Look, sometimes you accidentally park your ship inside a glacier. It happens
Collectibles take the form of relics and journals that catalog interesting stories and add texture and life to the world - while also providing experience that feeds back into the upgrade system. These types of systems are common to many modern games, but they’re rarely as balanced and intelligently designed as they are here. Not only do they add a sense of progress and growth to the gameplay, they also add depth and flavor to the narrative, making every location feel like a real place that was inhabited by real people. This further helps to develop Lara’s character as she expands on the survival skills she learned in the first game, and takes up her father’s archaeological pursuits in this adventure.
And when the fighting does start, Rise once again excels. Most encounters open with enemies unaware of your presence, giving you the option of taking them out stealthily. You might start picking them off with well-placed, silent arrows. You might wait to see where the patrol paths go, or manipulate them yourself by throwing a bottle for distraction. Alternatively, you might hang onto that bottle and use it to create a Molotov cocktail, making your presence known by taking down two or three bad guys all at once.
Taking on a base full of baddies will require careful planning, and a willingness to let those plans go up in smoke
Once the enemies know you’re there, the encounters force you into a constant, desperate scramble around the battlefield. There’s no sticky cover, encouraging you not to stay in one spot for too long, and the lethality of combat both you and the bad guys go down in a handful of shots - along with the speed and aggression of your foes ensures that you have to constantly keep moving.

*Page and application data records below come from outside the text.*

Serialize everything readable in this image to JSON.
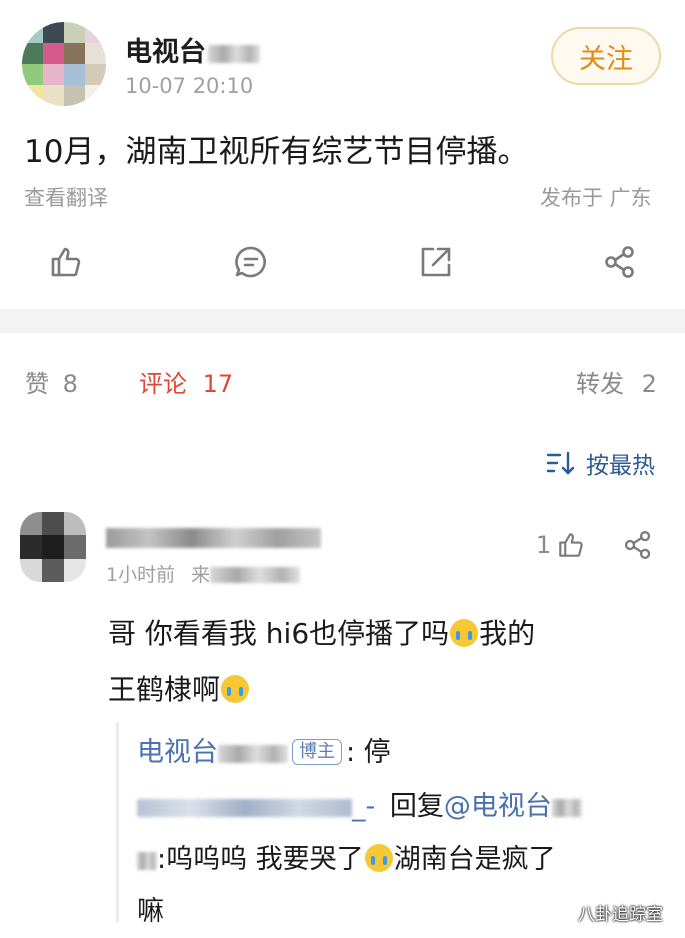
{
  "post": {
    "author": "电视台",
    "time": "10-07 20:10",
    "follow_label": "关注",
    "content": "10月，湖南卫视所有综艺节目停播。",
    "translate_label": "查看翻译",
    "location": "发布于 广东",
    "actions": [
      "like-icon",
      "comment-icon",
      "share-icon",
      "more-share-icon"
    ]
  },
  "tabs": {
    "likes_label": "赞",
    "likes_count": "8",
    "comments_label": "评论",
    "comments_count": "17",
    "reposts_label": "转发",
    "reposts_count": "2",
    "active_color": "#e0463a"
  },
  "sort": {
    "label": "按最热",
    "icon": "sort-icon"
  },
  "comment": {
    "time": "1小时前",
    "source_prefix": "来",
    "like_count": "1",
    "text_line1": "哥 你看看我 hi6也停播了吗",
    "text_line1_end": "我的",
    "text_line2": "王鹤棣啊",
    "reply": {
      "author": "电视台",
      "badge": "博主",
      "text": ": 停",
      "second_suffix": "_-",
      "second_action": "回复",
      "second_mention": "@电视台",
      "third_text1": ":呜呜呜 我要哭了",
      "third_text2": "湖南台是疯了",
      "third_text3": "嘛"
    }
  },
  "watermark": "八卦追踪室",
  "colors": {
    "link": "#4a72b0",
    "follow": "#e38b12",
    "muted": "#999999"
  }
}
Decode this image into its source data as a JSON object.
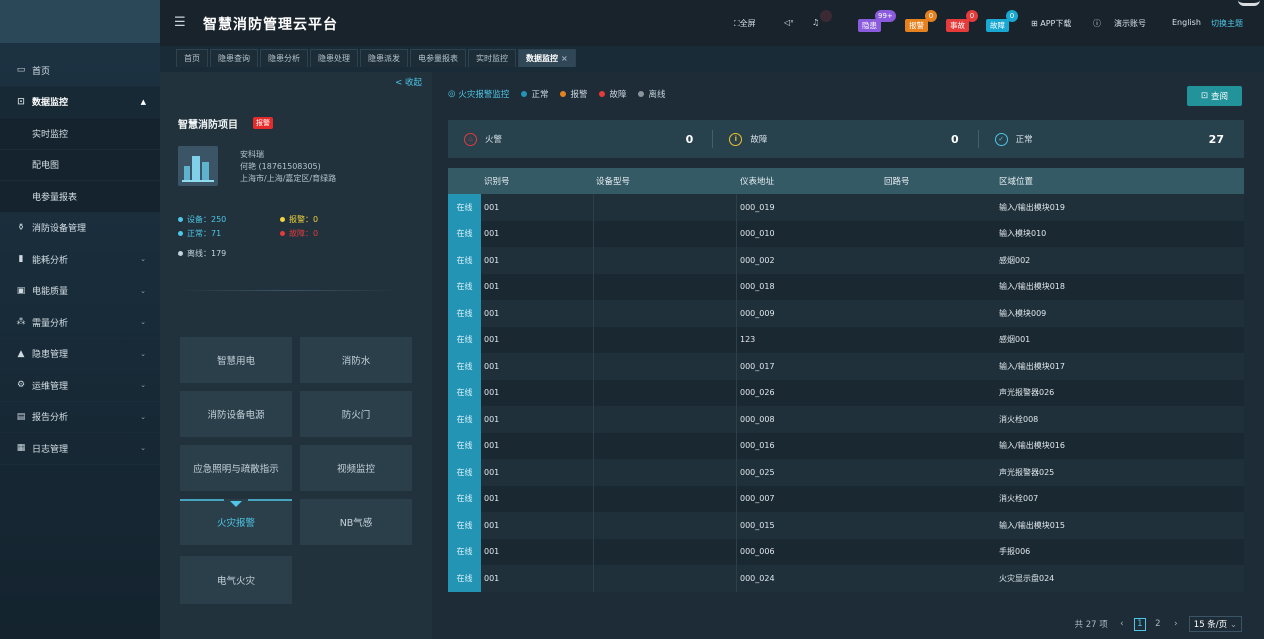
{
  "header": {
    "title": "智慧消防管理云平台",
    "fullscreen": "全屏",
    "badges": {
      "hidden_danger": {
        "label": "隐患",
        "count": "99+"
      },
      "alarm": {
        "label": "报警",
        "count": "0"
      },
      "accident": {
        "label": "事故",
        "count": "0"
      },
      "fault": {
        "label": "故障",
        "count": "0"
      }
    },
    "app_download": "APP下载",
    "demo_account": "演示账号",
    "language": "English",
    "switch_theme": "切换主题"
  },
  "tabs": [
    "首页",
    "隐患查询",
    "隐患分析",
    "隐患处理",
    "隐患派发",
    "电参量报表",
    "实时监控",
    "数据监控"
  ],
  "sidebar": {
    "items": [
      {
        "label": "首页",
        "icon": "home-icon"
      },
      {
        "label": "数据监控",
        "icon": "monitor-icon",
        "expanded": true
      },
      {
        "label": "实时监控",
        "sub": true
      },
      {
        "label": "配电图",
        "sub": true
      },
      {
        "label": "电参量报表",
        "sub": true
      },
      {
        "label": "消防设备管理",
        "icon": "extinguisher-icon"
      },
      {
        "label": "能耗分析",
        "icon": "bar-chart-icon"
      },
      {
        "label": "电能质量",
        "icon": "calendar-icon"
      },
      {
        "label": "需量分析",
        "icon": "network-icon"
      },
      {
        "label": "隐患管理",
        "icon": "warning-icon"
      },
      {
        "label": "运维管理",
        "icon": "tool-icon"
      },
      {
        "label": "报告分析",
        "icon": "report-icon"
      },
      {
        "label": "日志管理",
        "icon": "log-icon"
      }
    ]
  },
  "project": {
    "collapse": "< 收起",
    "name": "智慧消防项目",
    "tag": "报警",
    "contact_company": "安科瑞",
    "contact_person": "何艳 (18761508305)",
    "address": "上海市/上海/嘉定区/育绿路",
    "stats": {
      "devices": "设备：250",
      "alarm": "报警：0",
      "normal": "正常：71",
      "fault": "故障：0",
      "offline": "离线：179"
    }
  },
  "functions": [
    "智慧用电",
    "消防水",
    "消防设备电源",
    "防火门",
    "应急照明与疏散指示",
    "视频监控",
    "火灾报警",
    "NB气感",
    "电气火灾"
  ],
  "monitor": {
    "title": "火灾报警监控",
    "legend": [
      "正常",
      "报警",
      "故障",
      "离线"
    ],
    "query": "查阅",
    "summary": [
      {
        "label": "火警",
        "value": "0"
      },
      {
        "label": "故障",
        "value": "0"
      },
      {
        "label": "正常",
        "value": "27"
      }
    ],
    "columns": [
      "识别号",
      "设备型号",
      "仪表地址",
      "回路号",
      "区域位置"
    ],
    "rows": [
      {
        "status": "在线",
        "id": "001",
        "model": "",
        "addr": "000_019",
        "loop": "",
        "area": "输入/输出模块019"
      },
      {
        "status": "在线",
        "id": "001",
        "model": "",
        "addr": "000_010",
        "loop": "",
        "area": "输入模块010"
      },
      {
        "status": "在线",
        "id": "001",
        "model": "",
        "addr": "000_002",
        "loop": "",
        "area": "感烟002"
      },
      {
        "status": "在线",
        "id": "001",
        "model": "",
        "addr": "000_018",
        "loop": "",
        "area": "输入/输出模块018"
      },
      {
        "status": "在线",
        "id": "001",
        "model": "",
        "addr": "000_009",
        "loop": "",
        "area": "输入模块009"
      },
      {
        "status": "在线",
        "id": "001",
        "model": "",
        "addr": "123",
        "loop": "",
        "area": "感烟001"
      },
      {
        "status": "在线",
        "id": "001",
        "model": "",
        "addr": "000_017",
        "loop": "",
        "area": "输入/输出模块017"
      },
      {
        "status": "在线",
        "id": "001",
        "model": "",
        "addr": "000_026",
        "loop": "",
        "area": "声光报警器026"
      },
      {
        "status": "在线",
        "id": "001",
        "model": "",
        "addr": "000_008",
        "loop": "",
        "area": "消火栓008"
      },
      {
        "status": "在线",
        "id": "001",
        "model": "",
        "addr": "000_016",
        "loop": "",
        "area": "输入/输出模块016"
      },
      {
        "status": "在线",
        "id": "001",
        "model": "",
        "addr": "000_025",
        "loop": "",
        "area": "声光报警器025"
      },
      {
        "status": "在线",
        "id": "001",
        "model": "",
        "addr": "000_007",
        "loop": "",
        "area": "消火栓007"
      },
      {
        "status": "在线",
        "id": "001",
        "model": "",
        "addr": "000_015",
        "loop": "",
        "area": "输入/输出模块015"
      },
      {
        "status": "在线",
        "id": "001",
        "model": "",
        "addr": "000_006",
        "loop": "",
        "area": "手报006"
      },
      {
        "status": "在线",
        "id": "001",
        "model": "",
        "addr": "000_024",
        "loop": "",
        "area": "火灾显示盘024"
      }
    ],
    "pager": {
      "total": "共 27 项",
      "pages": [
        "1",
        "2"
      ],
      "page_size": "15 条/页"
    }
  },
  "colors": {
    "accent": "#4fc6e6",
    "online": "#2494b4",
    "alarm": "#e5821f",
    "fault": "#e53b3b",
    "offline": "#8a949a",
    "query": "#22929b"
  }
}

Weapons are primarily of the pistol, rifle, and shotgun varieties, and each gun is balanced for a particular range, forcing you to constantly switch back and forth as your position changes. The most powerful weapons are craftable explosives, but you don’t keep an inventory of them, and instead craft them one by one out of bottles and cans found scattered around. The shootouts force you to constantly improvise, seek out advantages in the environment, and quickly put those advantages together to survive.
RISE OF THE TOMB RAIDER VERDICT
Rise of the Tomb Raider has likable characters who have real struggles amid the mystical wonders they’re chasing down. It has beautiful, densely detailed environments that have a real sense of history. It has tense, exciting action that constantly forces you to think on your feet. It has a perfectly balanced selection of abilities and upgrades. It’s an expertly paced adventure from beginning to end, filled with optional objectives that add to the world and story rather than distract from them. It’s the best game to bear the Tomb Raider name, and the best action-adventure title I’ve played in ages.
TOP GAME MOMENT
The next vista. It seems like every time you come around the corner, you see a new, impossibly beautiful shot of an overwhelming piece of the world.
Fantastic environment and level design
Tense gunplay that encourages improvisation
Well-balanced upgrade system that incentivizes exploration
Narrative with depth that’s bolstered by the game systems
Not incredibly original (but incredibly well-executed)